We have all heard of staying together for the sake of the children, but have your heard of getting a divorce to safeguard the children’s inheritance?
It happens more often than you may think and one of the most recent occurrences is in a case currently before the courts in Palm Beach County, Florida.
Under the law of most states, a spouse is entitled to 33 1/3 of the other’s property if that spouse dies without a will or trust that divides the estate in some other manner. However, in the event of a divorce, a spouse may be entitled to at least 50% of all the property that was accumulated during the course of the marriage by the efforts of one or both spouses.
The spouse, after receiving the 50% distribution of the marital assets, is free to do whatever he or she wants with the money; including passing it on to the children.
That is exactly what 89 year-old Lucille “Lovey” Hadelsman is trying to do in suing Burt, her 90 year old husband, in the Florida case of Handelsman v. Handlesman.
Lovey and Burt Handelsman have a real estate fortune worth over $500 million. The couple started their real estate empire 50 years ago at their kitchen table.
Lovey has accused Burt of having an affair with a woman nearly 30 years his junior. Lovey also accuses Burt of conspiring with his lover to siphon assets that rightfully belong to Lovey, and upon the couple’s death, their children and grandchildren.
Although crippled by arthritis and wheelchair bound, Lovey is pressing on with the divorce. Under Florida law, in the event of a divorce she would be entitled to 50 percent of the real estate assets. Lovey intends to pass on these assets to their children. It seems that Burt has no intention of doing anything of the sort. If Lovey dies prior to the finalization of the divorce then her share under Florida’s trust and estate’s laws may fall to 30 percent.
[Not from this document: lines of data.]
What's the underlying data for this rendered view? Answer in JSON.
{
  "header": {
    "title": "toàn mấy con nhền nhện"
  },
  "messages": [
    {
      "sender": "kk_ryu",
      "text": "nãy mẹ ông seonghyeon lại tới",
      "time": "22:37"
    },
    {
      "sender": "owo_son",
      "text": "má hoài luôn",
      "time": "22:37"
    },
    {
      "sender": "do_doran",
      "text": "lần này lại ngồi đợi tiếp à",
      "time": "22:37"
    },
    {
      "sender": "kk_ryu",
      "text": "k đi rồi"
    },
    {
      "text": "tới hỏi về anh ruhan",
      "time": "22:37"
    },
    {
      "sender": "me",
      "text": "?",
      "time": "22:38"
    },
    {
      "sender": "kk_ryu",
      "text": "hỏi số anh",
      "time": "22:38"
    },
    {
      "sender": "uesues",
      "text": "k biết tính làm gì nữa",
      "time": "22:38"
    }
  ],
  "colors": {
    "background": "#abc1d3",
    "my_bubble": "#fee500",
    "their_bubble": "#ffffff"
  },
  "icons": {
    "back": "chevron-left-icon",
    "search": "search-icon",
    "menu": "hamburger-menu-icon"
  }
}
In this case a difference of 30 percent versus 50 percent of the marital assets represents millions of dollars of inheritance for the children.
The children, of course, are on their mother’s side in this divorce battle.
The average husband and wife may not have millions of dollars to pass on to their children but they may have the marital home, vacation properties and retirement assets that are titled in such a way that upon the death of one spouse the other spouse will take all of the assets leaving the children with nothing.
If you are currently estranged from your spouse and/or are concerned that upon your death your spouse will give the marital assets to someone other than your children, then you should consider whether you should file for a divorce. Once divorced you will have control of 50% of the marital assets,or the amount provided to you by the court, and will have the ability to pass these assets on to your children upon your death.